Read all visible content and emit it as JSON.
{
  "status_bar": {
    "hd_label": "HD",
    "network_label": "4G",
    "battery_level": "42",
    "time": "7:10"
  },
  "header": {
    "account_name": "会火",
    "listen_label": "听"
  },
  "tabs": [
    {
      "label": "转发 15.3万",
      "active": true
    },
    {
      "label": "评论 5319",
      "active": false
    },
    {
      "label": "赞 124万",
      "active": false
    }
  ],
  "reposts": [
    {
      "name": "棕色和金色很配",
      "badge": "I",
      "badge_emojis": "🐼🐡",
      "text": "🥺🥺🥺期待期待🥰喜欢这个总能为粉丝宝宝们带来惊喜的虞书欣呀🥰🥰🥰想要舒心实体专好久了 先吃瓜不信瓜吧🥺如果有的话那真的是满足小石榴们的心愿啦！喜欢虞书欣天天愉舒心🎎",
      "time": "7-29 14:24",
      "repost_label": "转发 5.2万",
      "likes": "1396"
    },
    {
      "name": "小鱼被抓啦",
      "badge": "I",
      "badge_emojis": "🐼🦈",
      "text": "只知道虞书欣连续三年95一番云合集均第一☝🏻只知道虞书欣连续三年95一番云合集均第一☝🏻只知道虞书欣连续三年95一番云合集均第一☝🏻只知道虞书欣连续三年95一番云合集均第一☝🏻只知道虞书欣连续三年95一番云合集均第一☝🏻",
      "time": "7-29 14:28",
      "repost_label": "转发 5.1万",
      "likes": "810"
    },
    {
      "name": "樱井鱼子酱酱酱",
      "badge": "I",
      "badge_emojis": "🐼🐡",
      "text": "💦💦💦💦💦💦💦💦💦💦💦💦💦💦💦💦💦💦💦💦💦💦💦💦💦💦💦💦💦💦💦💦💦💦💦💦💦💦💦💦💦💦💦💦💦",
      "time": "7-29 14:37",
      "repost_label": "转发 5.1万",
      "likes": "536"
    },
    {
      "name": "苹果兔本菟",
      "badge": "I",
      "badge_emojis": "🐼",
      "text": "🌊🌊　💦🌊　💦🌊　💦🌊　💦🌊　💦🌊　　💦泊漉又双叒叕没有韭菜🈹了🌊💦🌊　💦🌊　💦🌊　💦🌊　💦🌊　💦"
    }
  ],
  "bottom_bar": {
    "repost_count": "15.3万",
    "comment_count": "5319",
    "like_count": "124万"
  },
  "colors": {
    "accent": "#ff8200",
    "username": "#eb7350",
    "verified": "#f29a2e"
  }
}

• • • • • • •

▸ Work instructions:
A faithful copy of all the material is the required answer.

▸ Task response:
Read all visible content and emit it as JSON.
{
  "status_bar": {
    "hd_label": "HD",
    "network_label": "4G",
    "battery_level": "42",
    "time": "7:10"
  },
  "header": {
    "account_name": "会火",
    "listen_label": "听"
  },
  "tabs": [
    {
      "label": "转发 15.3万",
      "active": true
    },
    {
      "label": "评论 5319",
      "active": false
    },
    {
      "label": "赞 124万",
      "active": false
    }
  ],
  "reposts": [
    {
      "name": "棕色和金色很配",
      "badge": "I",
      "badge_emojis": "🐼🐡",
      "text": "🥺🥺🥺期待期待🥰喜欢这个总能为粉丝宝宝们带来惊喜的虞书欣呀🥰🥰🥰想要舒心实体专好久了 先吃瓜不信瓜吧🥺如果有的话那真的是满足小石榴们的心愿啦！喜欢虞书欣天天愉舒心🎎",
      "time": "7-29 14:24",
      "repost_label": "转发 5.2万",
      "likes": "1396"
    },
    {
      "name": "小鱼被抓啦",
      "badge": "I",
      "badge_emojis": "🐼🦈",
      "text": "只知道虞书欣连续三年95一番云合集均第一☝🏻只知道虞书欣连续三年95一番云合集均第一☝🏻只知道虞书欣连续三年95一番云合集均第一☝🏻只知道虞书欣连续三年95一番云合集均第一☝🏻只知道虞书欣连续三年95一番云合集均第一☝🏻",
      "time": "7-29 14:28",
      "repost_label": "转发 5.1万",
      "likes": "810"
    },
    {
      "name": "樱井鱼子酱酱酱",
      "badge": "I",
      "badge_emojis": "🐼🐡",
      "text": "💦💦💦💦💦💦💦💦💦💦💦💦💦💦💦💦💦💦💦💦💦💦💦💦💦💦💦💦💦💦💦💦💦💦💦💦💦💦💦💦💦💦💦💦💦",
      "time": "7-29 14:37",
      "repost_label": "转发 5.1万",
      "likes": "536"
    },
    {
      "name": "苹果兔本菟",
      "badge": "I",
      "badge_emojis": "🐼",
      "text": "🌊🌊　💦🌊　💦🌊　💦🌊　💦🌊　💦🌊　　💦泊漉又双叒叕没有韭菜🈹了🌊💦🌊　💦🌊　💦🌊　💦🌊　💦🌊　💦"
    }
  ],
  "bottom_bar": {
    "repost_count": "15.3万",
    "comment_count": "5319",
    "like_count": "124万"
  },
  "colors": {
    "accent": "#ff8200",
    "username": "#eb7350",
    "verified": "#f29a2e"
  }
}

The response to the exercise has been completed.